Supplied data:
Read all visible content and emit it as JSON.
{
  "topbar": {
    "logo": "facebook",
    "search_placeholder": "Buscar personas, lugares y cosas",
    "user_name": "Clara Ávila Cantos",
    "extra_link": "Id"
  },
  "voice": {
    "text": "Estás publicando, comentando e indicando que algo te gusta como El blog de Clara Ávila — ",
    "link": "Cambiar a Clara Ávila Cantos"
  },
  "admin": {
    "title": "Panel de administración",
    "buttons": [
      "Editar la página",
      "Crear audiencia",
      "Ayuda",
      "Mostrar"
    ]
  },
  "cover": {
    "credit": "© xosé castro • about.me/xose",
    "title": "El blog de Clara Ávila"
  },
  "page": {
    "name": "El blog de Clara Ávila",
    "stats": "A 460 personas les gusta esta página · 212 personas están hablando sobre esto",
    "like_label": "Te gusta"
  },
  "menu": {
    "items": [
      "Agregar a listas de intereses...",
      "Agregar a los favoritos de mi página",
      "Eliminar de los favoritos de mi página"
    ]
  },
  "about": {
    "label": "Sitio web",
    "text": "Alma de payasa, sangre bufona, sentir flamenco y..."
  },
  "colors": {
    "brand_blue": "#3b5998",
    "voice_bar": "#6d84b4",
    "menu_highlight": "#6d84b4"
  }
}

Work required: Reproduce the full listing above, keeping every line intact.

Finished task:
Read all visible content and emit it as JSON.
{
  "topbar": {
    "logo": "facebook",
    "search_placeholder": "Buscar personas, lugares y cosas",
    "user_name": "Clara Ávila Cantos",
    "extra_link": "Id"
  },
  "voice": {
    "text": "Estás publicando, comentando e indicando que algo te gusta como El blog de Clara Ávila — ",
    "link": "Cambiar a Clara Ávila Cantos"
  },
  "admin": {
    "title": "Panel de administración",
    "buttons": [
      "Editar la página",
      "Crear audiencia",
      "Ayuda",
      "Mostrar"
    ]
  },
  "cover": {
    "credit": "© xosé castro • about.me/xose",
    "title": "El blog de Clara Ávila"
  },
  "page": {
    "name": "El blog de Clara Ávila",
    "stats": "A 460 personas les gusta esta página · 212 personas están hablando sobre esto",
    "like_label": "Te gusta"
  },
  "menu": {
    "items": [
      "Agregar a listas de intereses...",
      "Agregar a los favoritos de mi página",
      "Eliminar de los favoritos de mi página"
    ]
  },
  "about": {
    "label": "Sitio web",
    "text": "Alma de payasa, sangre bufona, sentir flamenco y..."
  },
  "colors": {
    "brand_blue": "#3b5998",
    "voice_bar": "#6d84b4",
    "menu_highlight": "#6d84b4"
  }
}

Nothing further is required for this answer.